Wicker I have replied on your other thread and having read this one suspect you maybe in a similar if not the same business as me where binding out clauses are very common due most of the business value being in the goodwill.
I believe that some of my professions professional organisations hold details of case law on this. Last time I looked the value of an individuals goodwill is nothing till they have been working for 2 years then it is worth 1% per year over 2years of turnover. So if you have been working for them for 7 years you could potentially be sued for 5% of business turnover. For my business this would be a figure of around £45,000 so yes I would go after it.
It would be worth discussing this with the legal team of your professional organisation as they would be able to advise you very specifically.

flowery Sun 28-Jul-13 09:33:38

"A friend in this business seems to think that if I can find something in the contract which the employer had breached then I could tear it up anyway. I am sure there will be something!"

Not as simple as that, especially if you let the alleged breach you would "find" go at the time. I take it this friend isn't in the business of employment law...?

It's often not worthwhile an employer taking legal action in respect of a restrictive covenant breach unless they can demonstrate significant financial loss as a result of the breach.

Impossible to advise how enforceable the clause is without the wording but if you yourself think it's reasonable then that's not a good sign.

Can you operate outside your geographical restricted area?

ImTooHecsyForYourParty Sun 28-Jul-13 08:15:40

And you've suggested this new way to your employers and they don't want to do it?

HomeEcoGnomist Sun 28-Jul-13 08:14:29

Well it's pretty difficult to tell you anything without knowing what your contract actually says

But don't get carried away with the idea that if you can think up a breach by them then you can consider the contract void - the remedy for a breach is not to let the other party breach in turn!

If you think your non compete terms are acceptable / the norm for your industry, and you would impact on your employer's business then I would expect that they do try to enforce them.

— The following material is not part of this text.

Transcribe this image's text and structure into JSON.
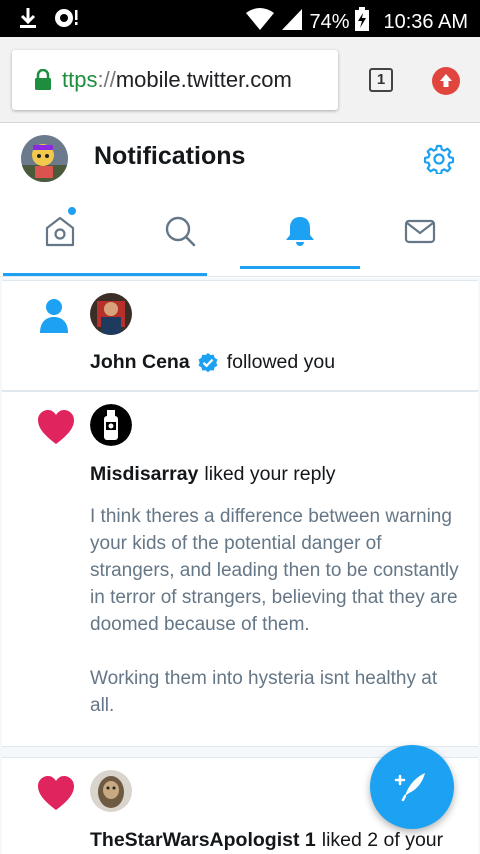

A well drafted contract doesn't expire just because it's been around for a while...

wickerdog Sun 28-Jul-13 08:03:23

The thing is, I'd be offering the same service in a more convenient way. I have no doubt that would attract new business but it would also take from the existing business. There is no local competitor so I would clearly be taking clients, although they would be choosing to come to me.

ImTooHecsyForYourParty Sun 28-Jul-13 07:55:25

Couldnt you argue that you're not breaching any thing because you are offering something they are not offering?

I do not work in employment law, its just a thought.

wickerdog Sun 28-Jul-13 07:46:46

I could definitely damage the business. I wouldn't seek to, but the reason I'm considering this is that my employers are failing to meet the needs of the market within our area and I'm so frustrated by this missed opportunity I want to do it myself.

wickerdog Sun 28-Jul-13 07:44:54

I have fairly wide restrictions, geographically and for 12 months. However, I think in my field this is reasonable.

So even though the terms of employment are now different, I could still be held to what's on the contract?

A friend in this business seems to think that if I can find something in the contract which the employer had breached then I could tear it up anyway. I am sure there will be something!

toomuch2young Sun 28-Jul-13 07:37:09

I am in a similar position to you also.
I am struggling to see how enforceable it would be anyway as financially it wouldn't be to the businesses benefit.
Watching with interest.

flowery Sun 28-Jul-13 07:22:47

The fact that the contract is old wouldn't necessarily affect how enforceable a restrictive covenant in it is.

Is this post-employment? Are you able to be a bit more specific about what the restrictions are and what you intend to do that would be in breach?

wickerdog Sat 27-Jul-13 22:10:21

I'm considering breaching mine. I'm not convinced they'll hold water but I'm also scared! It's a very out of date contract though, and the terms pretty wide.

Join the discussion

Join the discussion

Registering is free, easy, and means you can join in the discussion, get discounts, win prizes and lots more.

Register now